Needless to say, I was quite intrigued by this recent article at Stuff.co.nz about a new urban dialect spoken in South Auckland, New Zealand. A unique type of youthful, urban speech has emerged, not dissimilar to Multicultural British English in terms of its cultural relevance. And curiously, these young Kiwis fully pronounce the /r/ in nurse, world, and pearl (most New Zealand accents are firmly non-rhotic, meaning they drop the r’s in these words).
Seeking corroborating evidence, I found this interview with an Auckland hip hop artist named Savage who definitely pronounces a few more /r/’s than what we think of as typically Kiwi:
Note the ‘strong’ /r/ sound in ‘first’ at :05 in the video, ‘Universal’ at :33, and a smattering of other rhotic pronunciations of ‘first’ in the second half of the interview.
Semi-rhoticity is not the only thing that marks this accent as different. Like Cockney and African American Vernacular English, there is a tendency to render ‘th’ in ‘this’ as a /d/ sound. You also may note that, as is the case with Multicultural British English, the diphthongs in ‘face’ and ‘kite’ tend to be a more ‘conservative’ (that is, the ‘i’ in ‘kite’ hasn’t shifted as much toward the ‘oy’ in ‘boy’ and the ‘a’ in ‘face’ hasn’t shifted as much toward ‘kite.’)
The original article makes a comparison that won’t make much sense to non-Kiwis: Like teenage South Auckland speech, the Southland Burr spoken on the South Island of New Zealand is rhotic. But I doubt there’s any connection between the two; it’s only in a country as ‘r-less’ as NZ that one might see a link between these two entirely different accents.
So where does the South Auckland /r/ come from? One obvious (but tired) explanation is that they pick up the sound from American media. If so, this would be one of the few places in the world where America has managed to change an accent from non-rhotic to rhotic via the airwaves.

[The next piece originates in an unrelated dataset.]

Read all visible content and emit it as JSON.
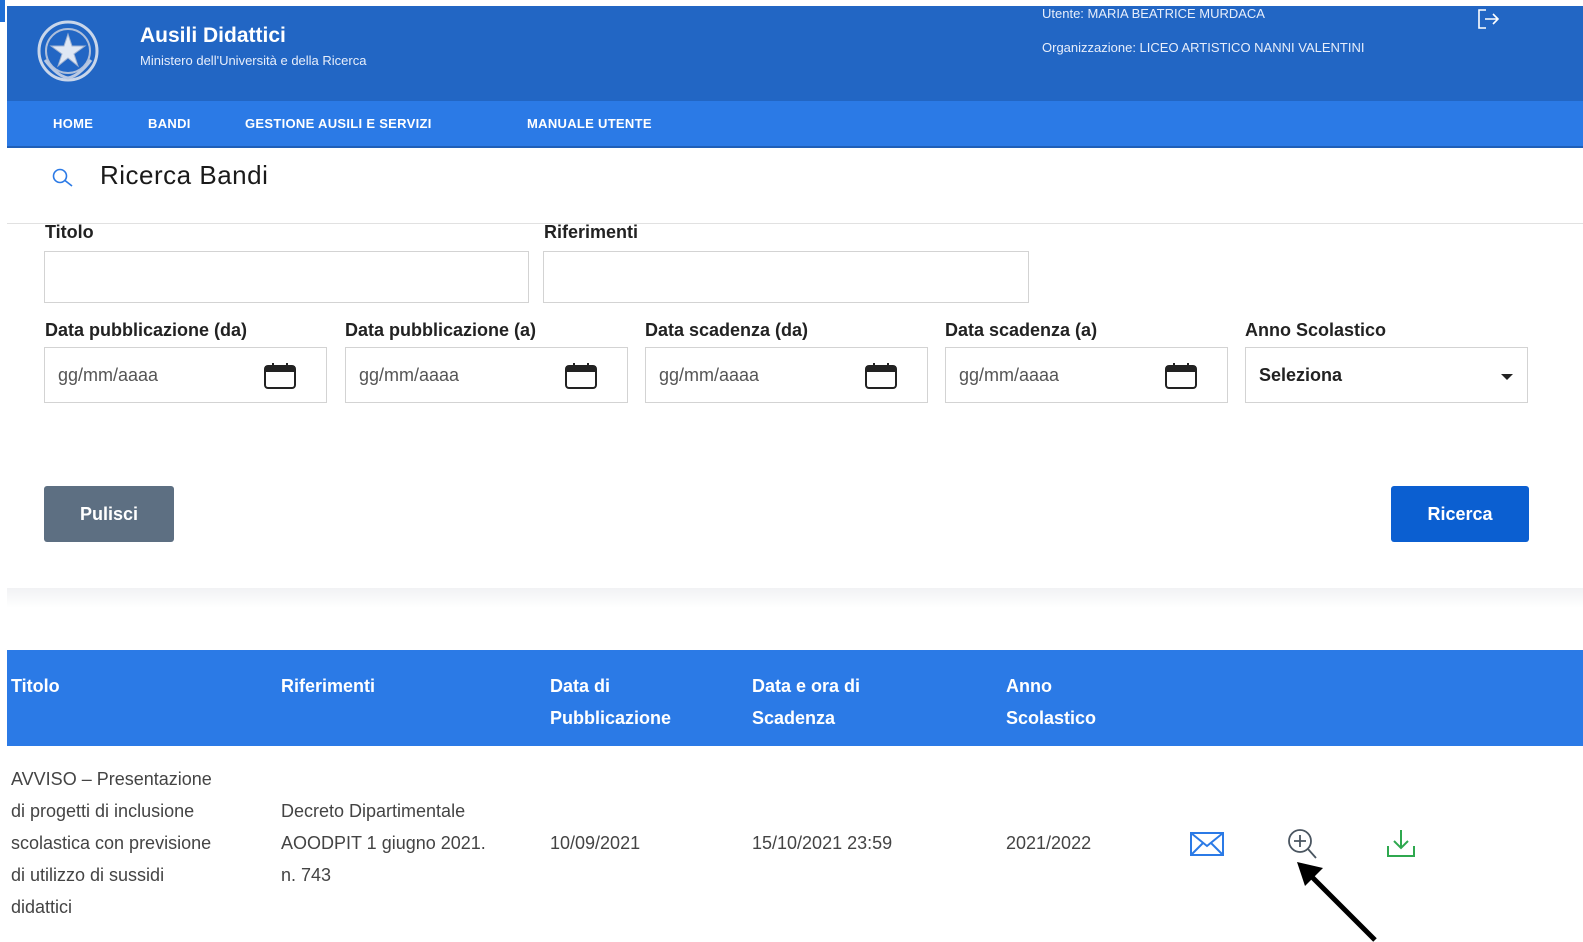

After all, Britain is far more exposed to American TV than it was 50 years ago while being a far more non-rhotic country than it was fifty years ago.
That being said, this subculture of South Auckland seems to have a stronger than average connection to American hip hop. If you watch this Savage music video, you’ll notice he raps in fairly fluent African-American Vernacular English rather than any kind of New Zealand-specific ethnolect. And notably, his pattern of rhoticity is similar to that of AAVE, with the ‘r’ in stressed syllables like ‘nurse’ pronounced, but the ‘r’ in unstressed syllables like the ‘er’ in ‘butter’ not.
Any thoughts on the origins of this new /r/?